Lemon Balm (Melissa officinalis) is a very tolerant plant from the mint family. While it likes sun, it can also flourish in partial sun. Being that it is part of the mint family, once you plant it, lemon balm can take over the garden. It can also be grown as an indoor potted herb.
The plant grows to about 24 inches, higher if left unkempt. The white flowers tend to bloom in mid- to late summer.
The heart shaped leaves have scalloped edges. The stems are square. The whole plant smells delightfully lemony, with the scent being at its best when the tiny flowers begin to open.
Harvesting Lemon Balm
Our favorite thing to do is harvest lemon balm. The lemony scent fills the air as you pick the leaves. You can harvest lemon balm any time, but it is best to do it before it flowers. After it flowers, it loses some of it’s pungent flavor, and also some of the medicinal qualities. Once it starts to flower, the plant is sending the energy to the flower, and the seeds.
When picking it, be very careful not to bruise the leaves as you harvest. The leaves can be used fresh in salads, drinks or other culinary delights. The lemon balm leaves can be rubbed on as an insect repellent straight from the garden.

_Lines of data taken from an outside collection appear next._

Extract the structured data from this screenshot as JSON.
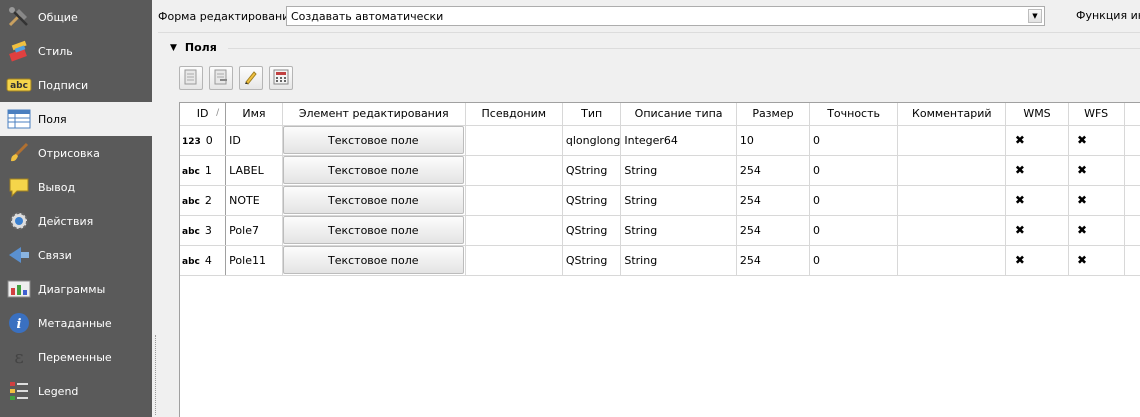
{
  "sidebar": {
    "items": [
      {
        "label": "Общие",
        "icon": "tools-icon"
      },
      {
        "label": "Стиль",
        "icon": "brush-icon"
      },
      {
        "label": "Подписи",
        "icon": "abc-label-icon"
      },
      {
        "label": "Поля",
        "icon": "table-icon"
      },
      {
        "label": "Отрисовка",
        "icon": "paintbrush-icon"
      },
      {
        "label": "Вывод",
        "icon": "speech-bubble-icon"
      },
      {
        "label": "Действия",
        "icon": "gear-icon"
      },
      {
        "label": "Связи",
        "icon": "join-icon"
      },
      {
        "label": "Диаграммы",
        "icon": "diagram-icon"
      },
      {
        "label": "Метаданные",
        "icon": "info-icon"
      },
      {
        "label": "Переменные",
        "icon": "variable-icon"
      },
      {
        "label": "Legend",
        "icon": "legend-icon"
      }
    ],
    "active_index": 3
  },
  "form": {
    "label": "Форма редактирования:",
    "value": "Создавать автоматически",
    "function_label": "Функция ини"
  },
  "fields_group": {
    "title": "Поля"
  },
  "table": {
    "headers": [
      "ID",
      "Имя",
      "Элемент редактирования",
      "Псевдоним",
      "Тип",
      "Описание типа",
      "Размер",
      "Точность",
      "Комментарий",
      "WMS",
      "WFS"
    ],
    "rows": [
      {
        "badge": "123",
        "id": "0",
        "name": "ID",
        "widget": "Текстовое поле",
        "alias": "",
        "type": "qlonglong",
        "type_desc": "Integer64",
        "length": "10",
        "precision": "0",
        "comment": "",
        "wms": true,
        "wfs": true
      },
      {
        "badge": "abc",
        "id": "1",
        "name": "LABEL",
        "widget": "Текстовое поле",
        "alias": "",
        "type": "QString",
        "type_desc": "String",
        "length": "254",
        "precision": "0",
        "comment": "",
        "wms": true,
        "wfs": true
      },
      {
        "badge": "abc",
        "id": "2",
        "name": "NOTE",
        "widget": "Текстовое поле",
        "alias": "",
        "type": "QString",
        "type_desc": "String",
        "length": "254",
        "precision": "0",
        "comment": "",
        "wms": true,
        "wfs": true
      },
      {
        "badge": "abc",
        "id": "3",
        "name": "Pole7",
        "widget": "Текстовое поле",
        "alias": "",
        "type": "QString",
        "type_desc": "String",
        "length": "254",
        "precision": "0",
        "comment": "",
        "wms": true,
        "wfs": true
      },
      {
        "badge": "abc",
        "id": "4",
        "name": "Pole11",
        "widget": "Текстовое поле",
        "alias": "",
        "type": "QString",
        "type_desc": "String",
        "length": "254",
        "precision": "0",
        "comment": "",
        "wms": true,
        "wfs": true
      }
    ]
  }
}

To harvest the full lemon balm plant, cut the entire plant 2″ above the ground. It is best to dry lemon balm quickly, so that the leaves do not blacken. Do this by drying on trays. You may use a dehydrator on an herb temperature setting, or even a low set oven. Do not hang to dry. It is best to harvest in the morning after the dew has passed. This will help prevent it from molding.